Sweet Potato Cinnamon Roll Cookies

Cinnamon roll cookies have always been a favorite around my house — this recipe especially because it embodies everything I love about cinnamon rolls, but requires a fraction of the time. In addition, the cookies are extra soft due to being made with powdered sugar instead of cane sugar, meaning they keep a few days longer than those made with the granulated stuff.

Just by looking at them, I’m sure you’ve guessed it: These cookies are a bit more labor intensive than most. But I promise they’re more than worth it — especially if you’re hosting friends and want to wow them with your cookie making skills. But if you’re feeling a bit on the lazy side (or maybe you can’t find your rolling pin), you can make these cookies the easy way. Instead of rolling out the dough, use a 1 1/2-tablespoon cookie scoop to form the dough into round balls, then roll them in the cinnamon-sugar mixture (sans butter). You’ll want to flatten the cookies with your hand and skip the freeze-before-baking step. They’re equally as delicious but, unfortunately, not nearly as easy on the eyes.

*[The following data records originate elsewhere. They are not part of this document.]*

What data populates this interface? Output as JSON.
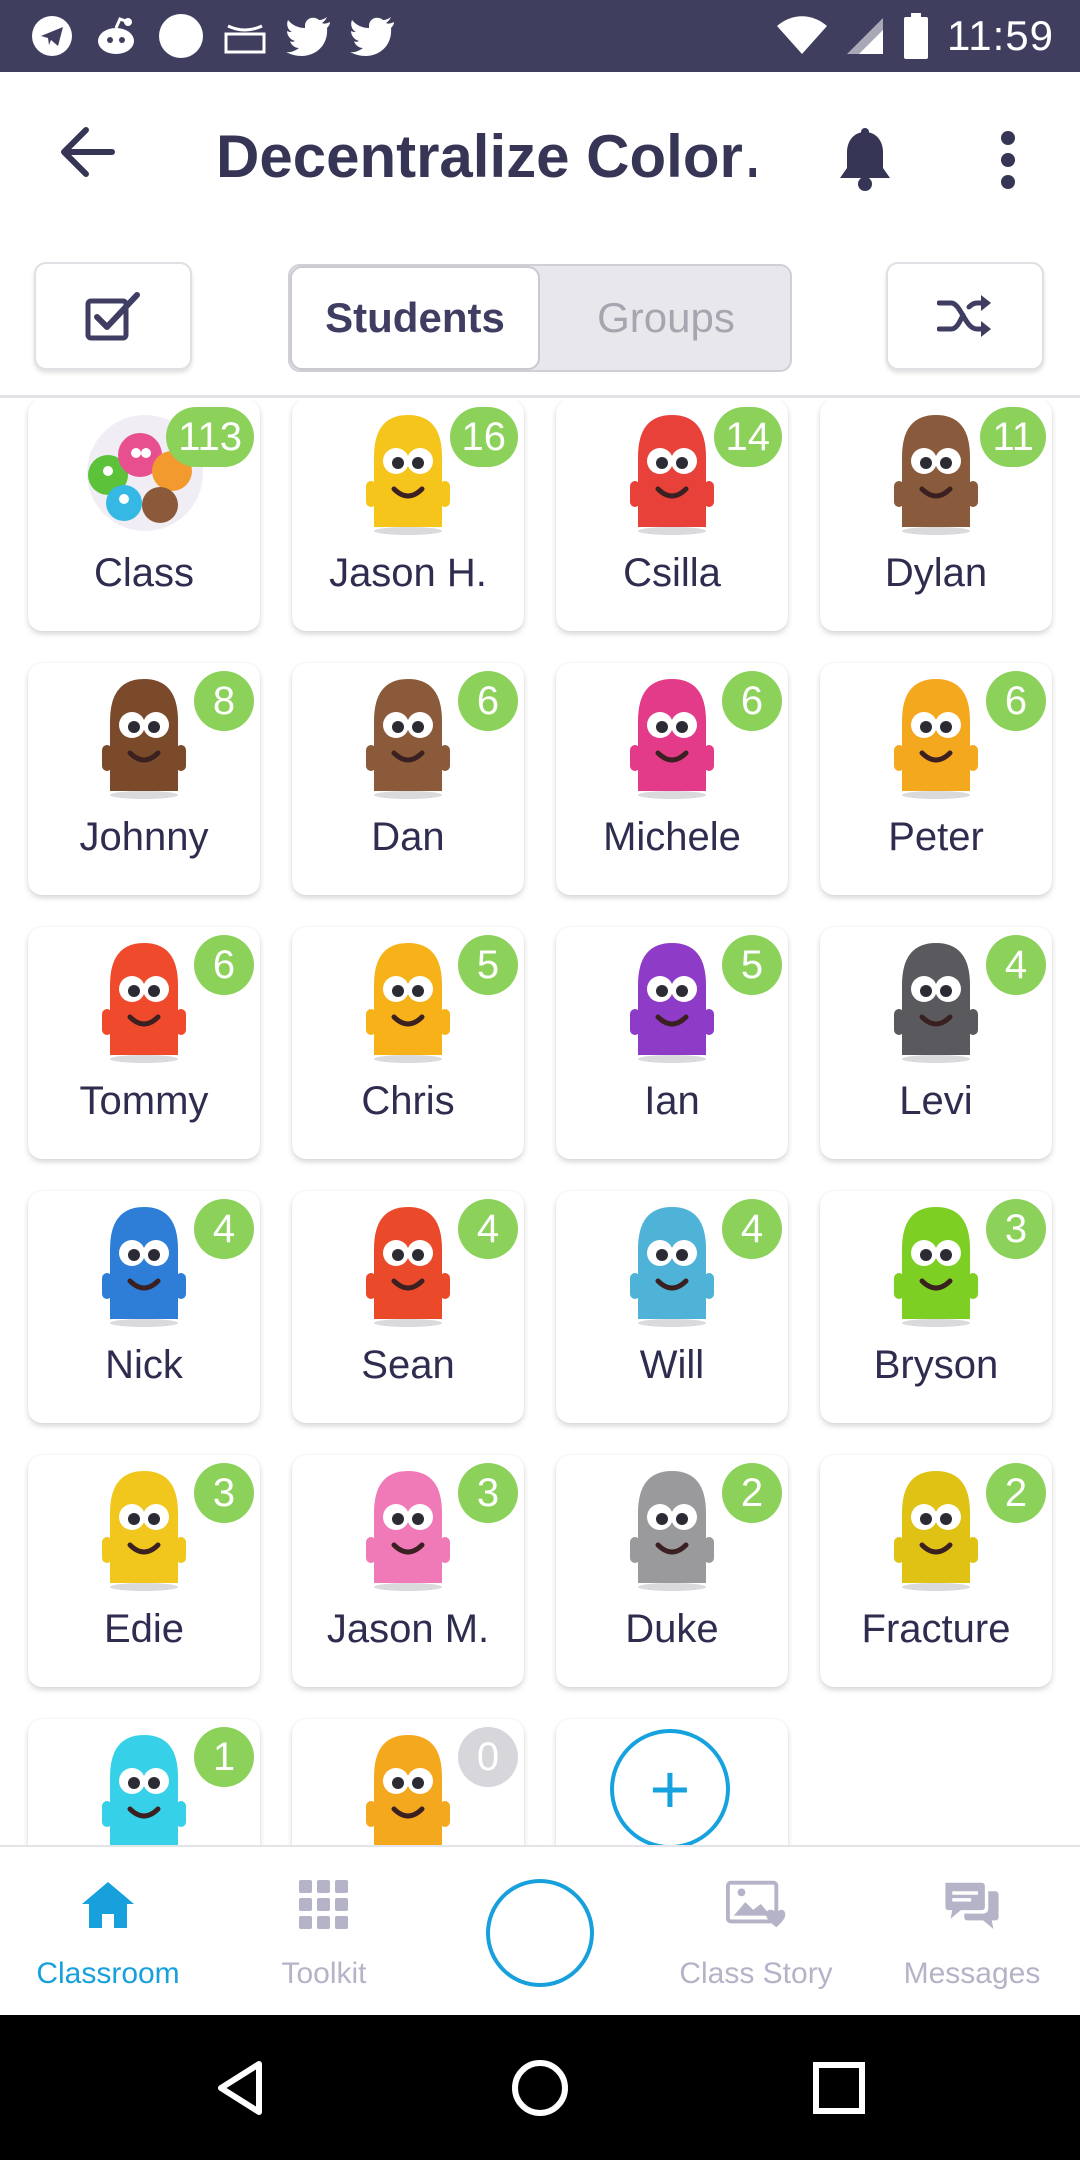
{
  "status_bar": {
    "time": "11:59",
    "left_icons": [
      "telegram-icon",
      "reddit-icon",
      "circle-icon",
      "amazon-icon",
      "twitter-icon",
      "twitter-icon"
    ],
    "right_icons": [
      "wifi-icon",
      "signal-icon",
      "battery-icon"
    ]
  },
  "app_bar": {
    "title": "Decentralize Color…",
    "back_icon": "arrow-left-icon",
    "bell_icon": "bell-icon",
    "more_icon": "more-vert-icon"
  },
  "toolbar": {
    "select_icon": "checkbox-icon",
    "shuffle_icon": "shuffle-icon",
    "tabs": [
      {
        "label": "Students",
        "active": true
      },
      {
        "label": "Groups",
        "active": false
      }
    ]
  },
  "colors": {
    "accent": "#18a0dc",
    "badge": "#8cd15a",
    "badge_zero": "#d7d7db",
    "status_bar": "#3f3e5e"
  },
  "students": [
    {
      "name": "Class",
      "points": "113",
      "avatar": "class-group",
      "color": "#e84f8f"
    },
    {
      "name": "Jason H.",
      "points": "16",
      "avatar": "monster",
      "color": "#f5c51b"
    },
    {
      "name": "Csilla",
      "points": "14",
      "avatar": "monster",
      "color": "#e8413a"
    },
    {
      "name": "Dylan",
      "points": "11",
      "avatar": "monster",
      "color": "#8a5a3c"
    },
    {
      "name": "Johnny",
      "points": "8",
      "avatar": "monster",
      "color": "#7a4a2a"
    },
    {
      "name": "Dan",
      "points": "6",
      "avatar": "monster",
      "color": "#8b5a3a"
    },
    {
      "name": "Michele",
      "points": "6",
      "avatar": "monster",
      "color": "#e33a8a"
    },
    {
      "name": "Peter",
      "points": "6",
      "avatar": "monster",
      "color": "#f4a81e"
    },
    {
      "name": "Tommy",
      "points": "6",
      "avatar": "monster",
      "color": "#f04a2c"
    },
    {
      "name": "Chris",
      "points": "5",
      "avatar": "monster",
      "color": "#f7b21a"
    },
    {
      "name": "Ian",
      "points": "5",
      "avatar": "monster",
      "color": "#8e3cc8"
    },
    {
      "name": "Levi",
      "points": "4",
      "avatar": "monster",
      "color": "#5a5a5e"
    },
    {
      "name": "Nick",
      "points": "4",
      "avatar": "monster",
      "color": "#2e7ed8"
    },
    {
      "name": "Sean",
      "points": "4",
      "avatar": "monster",
      "color": "#ea4a2a"
    },
    {
      "name": "Will",
      "points": "4",
      "avatar": "monster",
      "color": "#4fb3d8"
    },
    {
      "name": "Bryson",
      "points": "3",
      "avatar": "monster",
      "color": "#7dcf23"
    },
    {
      "name": "Edie",
      "points": "3",
      "avatar": "monster",
      "color": "#f1c61d"
    },
    {
      "name": "Jason M.",
      "points": "3",
      "avatar": "monster",
      "color": "#f07ab8"
    },
    {
      "name": "Duke",
      "points": "2",
      "avatar": "monster",
      "color": "#9a9a9c"
    },
    {
      "name": "Fracture",
      "points": "2",
      "avatar": "monster",
      "color": "#e0c214"
    },
    {
      "name": "",
      "points": "1",
      "avatar": "monster",
      "color": "#36d0e8"
    },
    {
      "name": "",
      "points": "0",
      "avatar": "monster",
      "color": "#f4a81e"
    }
  ],
  "add_student": {
    "label": "+"
  },
  "bottom_nav": [
    {
      "label": "Classroom",
      "icon": "home-icon",
      "active": true
    },
    {
      "label": "Toolkit",
      "icon": "grid-icon",
      "active": false
    },
    {
      "label": "",
      "icon": "camera-circle-icon",
      "active": false
    },
    {
      "label": "Class Story",
      "icon": "photo-heart-icon",
      "active": false
    },
    {
      "label": "Messages",
      "icon": "chat-icon",
      "active": false
    }
  ],
  "android_nav": [
    "back-triangle-icon",
    "home-circle-icon",
    "recents-square-icon"
  ]
}
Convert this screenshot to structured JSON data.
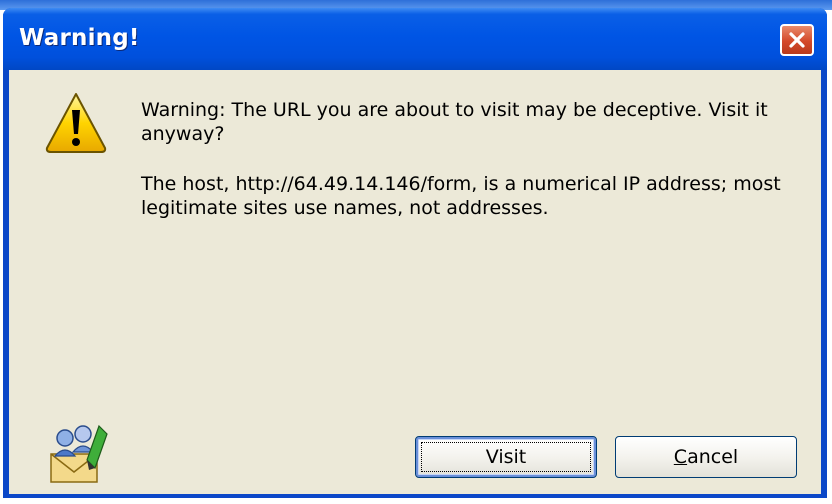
{
  "window": {
    "title": "Warning!"
  },
  "message": {
    "line1": "Warning: The URL you are about to visit may be deceptive. Visit it anyway?",
    "line2": "The host, http://64.49.14.146/form, is a numerical IP address; most legitimate sites use names, not addresses."
  },
  "buttons": {
    "visit_label": "Visit",
    "cancel_label_accel": "C",
    "cancel_label_rest": "ancel"
  },
  "icons": {
    "warning": "warning-triangle-icon",
    "app": "mail-people-icon",
    "close": "close-x-icon"
  },
  "colors": {
    "titlebar": "#0055e5",
    "client_bg": "#ece9d8",
    "close_button": "#d4492a"
  }
}
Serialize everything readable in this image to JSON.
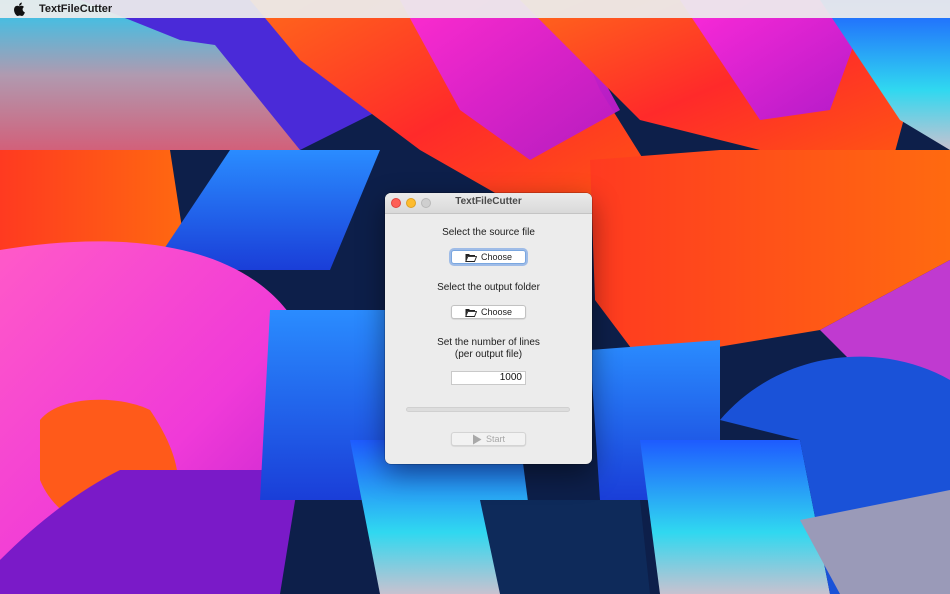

If you don’t want to use sweet potato puree, feel free to swap it with pumpkin puree. I couldn’t tell the difference between either variety. If you’d prefer whole grain cookies, light spelt flour substitutes near perfectly, but I do not recommend whole spelt or whole wheat because they make the dough dense, tough and difficult to roll.

Sweet Potato Cinnamon Roll Cookies

Makes about 2 dozen cookies



  • 1/2 cup vegan butter, room temperature
  • 1/2 cup powdered cane sugar
  • 1/2 teaspoon unsulphured molasses
  • 1 teaspoon pure vanilla extract
  • 1 tablespoon almond milk
  • 1/3 cup sweet potato puree
  • 1/4 teaspoon baking soda
  • 1/2 teaspoon fine sea salt
  • 1 1/2 cups unbleached flour


  • 1 tablespoon vegan butter, melted
  • 1/3 cup brown sugar
  • 1 teaspoon ground cinnamon


  • 1/2 cup powdered cane sugar
  • 1/2 teaspoon pure vanilla extract
  • 2 to 3 teaspoons almond milk


  1. In a stand mixer fitted with the paddle attachment, beat the butter, sugar, molasses, and vanilla extract on high speed for 45 to 60 seconds. Add the almond milk and sweet potato puree, and continue beating for an additional 30 to 45 seconds.
  2. On medium speed, beat in the baking soda, salt and flour, 1/2 cup at a time, scraping down the sides as needed. Mix until all of the flour is incorporated, then pinch the dough to test the consistency; it should be smooth and have a bit of elasticity. If it’s too dry, add an additional teaspoon of milk, or if it’s too sticky, add an additional tablespoon of flour. Wrap the dough with plastic and refrigerate for 45 minutes, until slightly firm but not rock hard.
  3. Preheat oven to 350 degrees Fahrenheit. Line a large baking sheet with a silicone mat or parchment paper; set aside.
  4. Line a flat surface with parchment paper and liberally sprinkle with flour. Roll the dough out into a large rectangle about 1/4 inch thick (roughly 12-by-20 inches), flouring the rolling pin and dough as needed. Brush the slab of dough with melted butter, then sprinkle with brown sugar and cinnamon.
  5. Starting at the long end, tightly roll the dough into a log, then carefully transfer it, along with the parchment paper, to a baking sheet or cutting board (or other flat, portable surface) and freeze for 20 minutes.
  6. Once the log is firm, remove it from the freezer and use a sharp knife to cut the cookies into 1/2-inch-thick slices. Transfer the cookies to the prepared baking sheet. If they’re oblong and that bothers you, you can reshape and flatten the edges a bit with your hand (I do, although it’s not necessary).
  7. Bake cookies at 350 F for 9 to 10 minutes, then transfer to a cooling rack.
  8. While the cookies are cooling, prepare the glaze by mixing the sugar, vanilla extract and almond milk. Once the cookies have cooled, use a fork to drizzle with glaze. Store at room temperature, in an airtight container, for up to five days.

Photo Credit: Ashlae Warner